*** Opening Given records ***
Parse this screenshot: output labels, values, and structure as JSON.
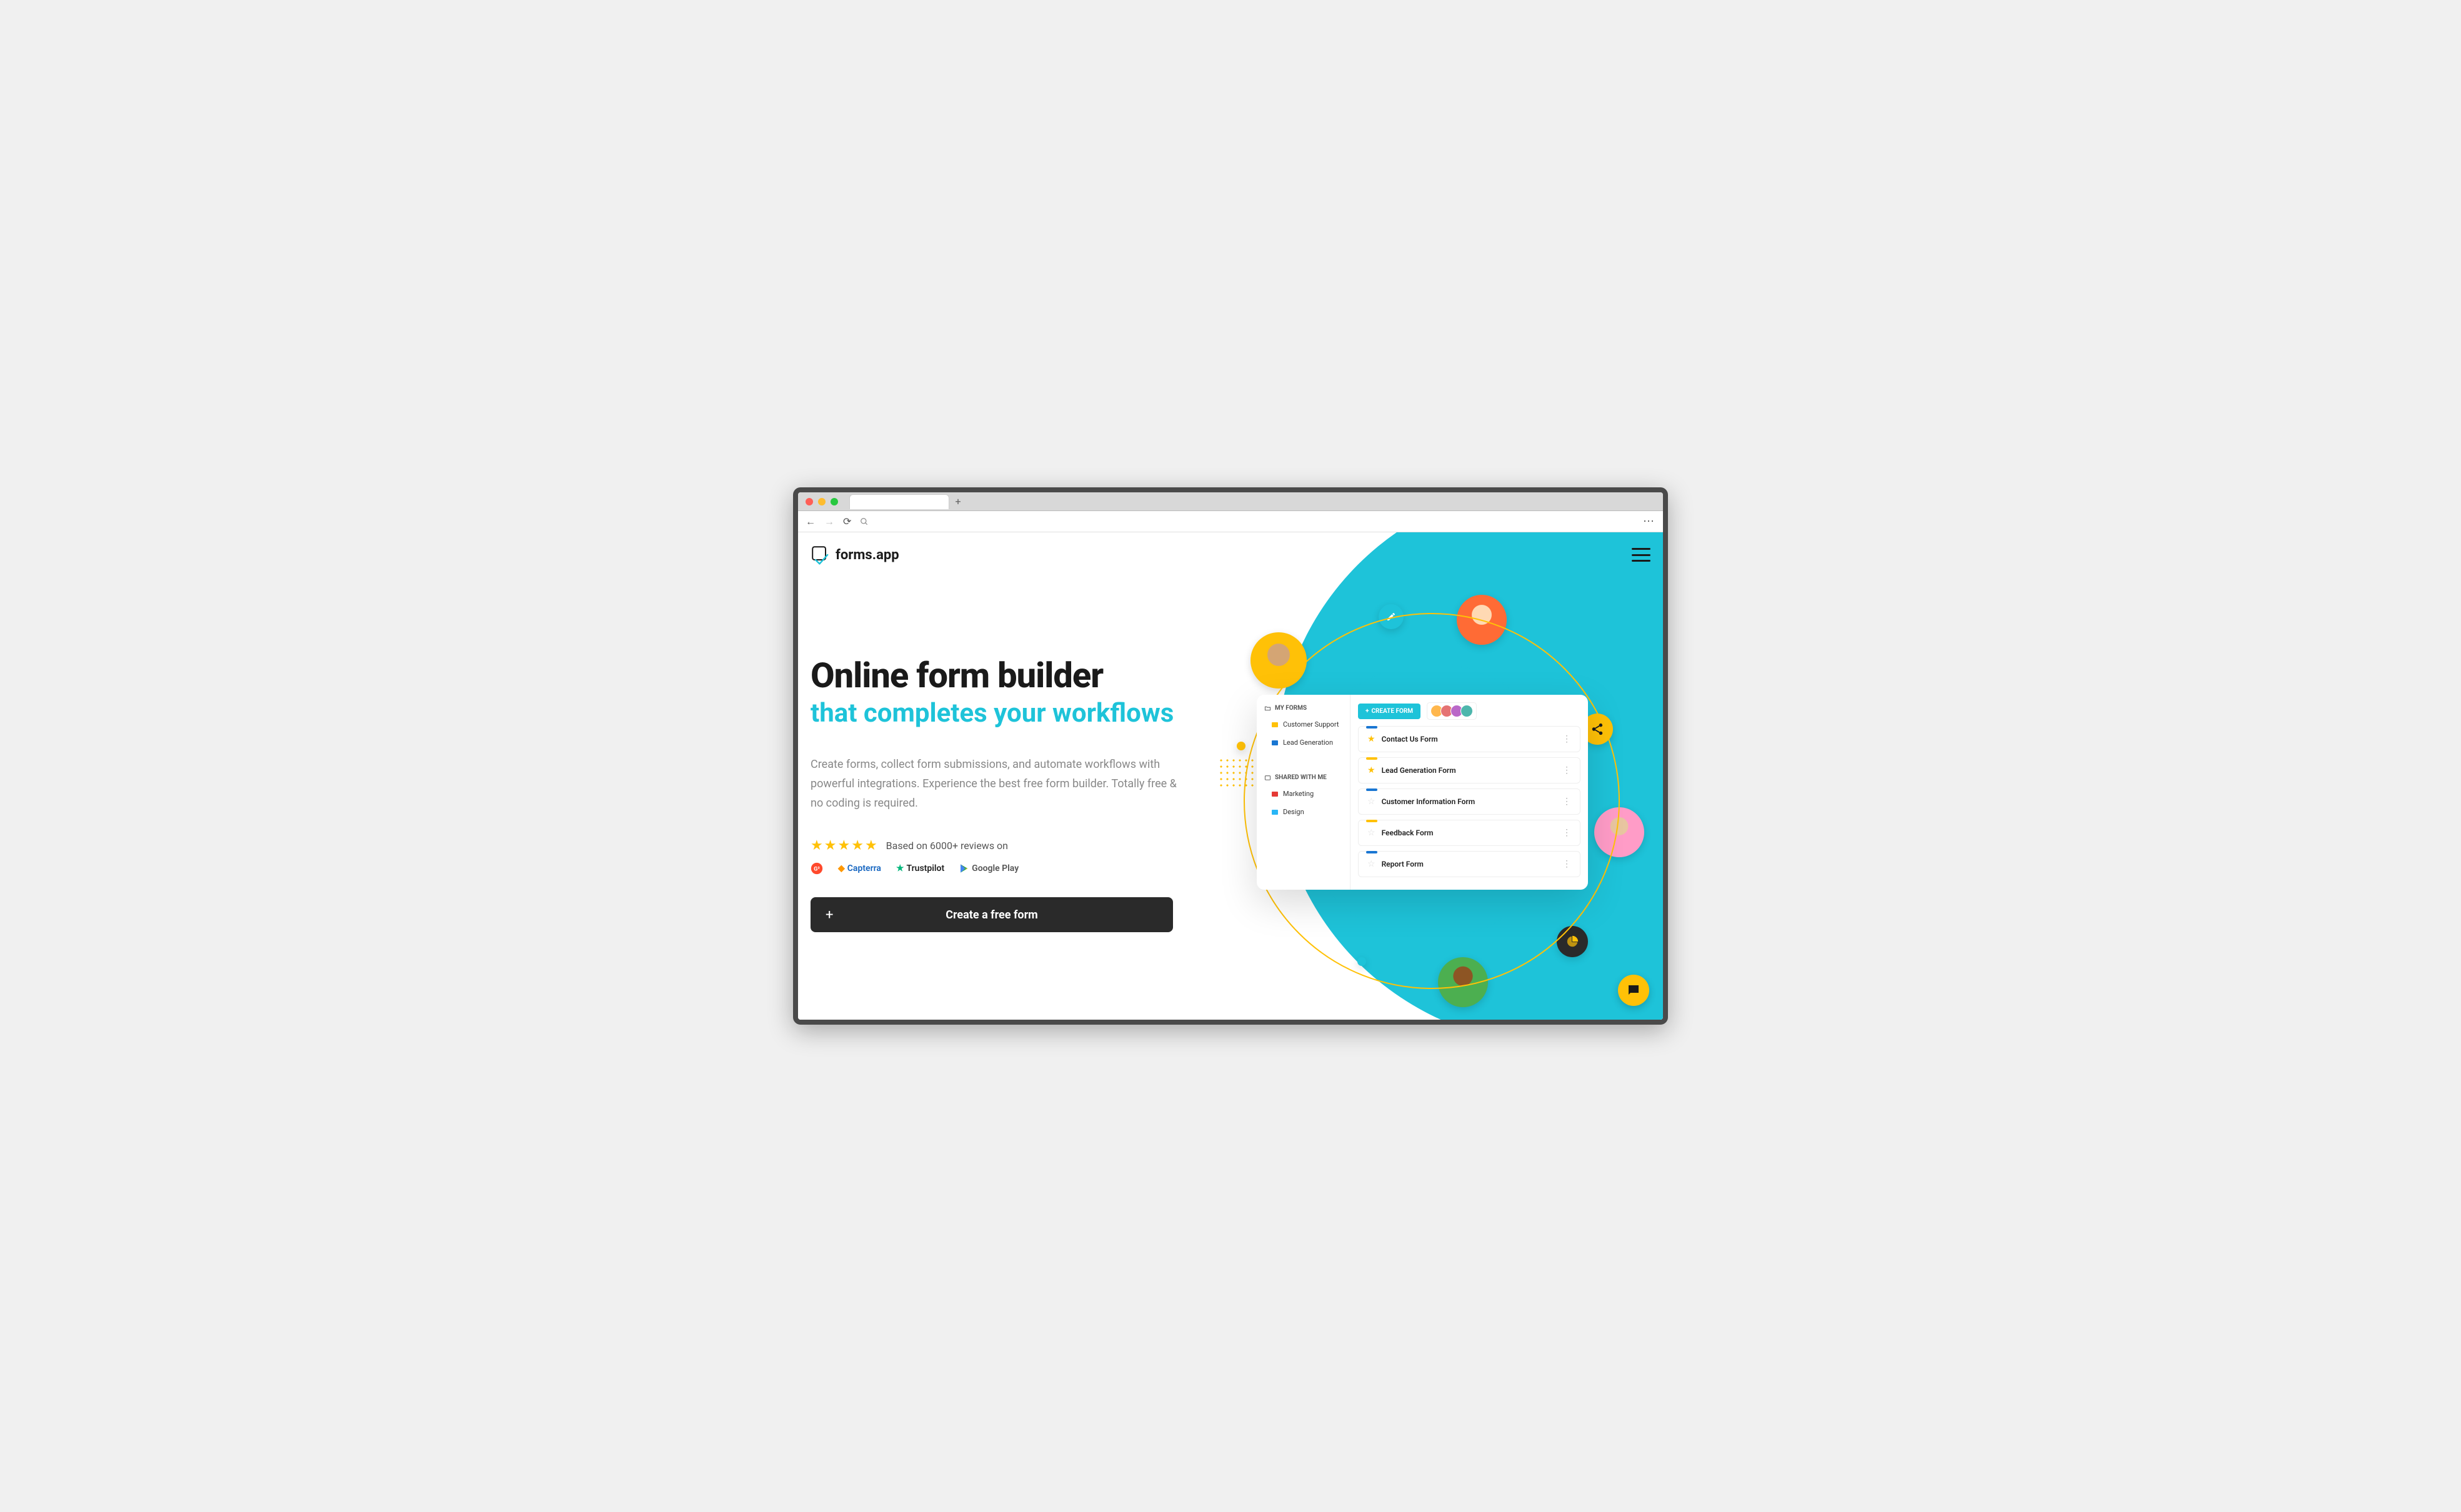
{
  "nav": {
    "brand": "forms.app"
  },
  "hero": {
    "title1": "Online form builder",
    "title2": "that completes your workflows",
    "desc": "Create forms, collect form submissions, and automate workflows with powerful integrations. Experience the best free form builder. Totally free & no coding is required.",
    "rated": "Based on 6000+ reviews on",
    "cta": "Create a free form"
  },
  "brands": {
    "g2": "G2",
    "capterra": "Capterra",
    "trustpilot": "Trustpilot",
    "gplay": "Google Play"
  },
  "mock": {
    "myforms": "MY FORMS",
    "shared": "SHARED WITH ME",
    "create": "CREATE FORM",
    "folders1": [
      {
        "label": "Customer Support",
        "color": "#ffc107"
      },
      {
        "label": "Lead Generation",
        "color": "#1976d2"
      }
    ],
    "folders2": [
      {
        "label": "Marketing",
        "color": "#e53935"
      },
      {
        "label": "Design",
        "color": "#29b6f6"
      }
    ],
    "rows": [
      {
        "title": "Contact Us Form",
        "star": true,
        "bar": "#1976d2"
      },
      {
        "title": "Lead Generation Form",
        "star": true,
        "bar": "#ffc107"
      },
      {
        "title": "Customer Information Form",
        "star": false,
        "bar": "#1976d2"
      },
      {
        "title": "Feedback Form",
        "star": false,
        "bar": "#ffc107"
      },
      {
        "title": "Report Form",
        "star": false,
        "bar": "#1976d2"
      }
    ]
  }
}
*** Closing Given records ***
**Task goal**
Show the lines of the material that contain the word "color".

**Response to the exercise**
        "color": "#ffc107"
        "color": "#1976d2"
        "color": "#e53935"
        "color": "#29b6f6"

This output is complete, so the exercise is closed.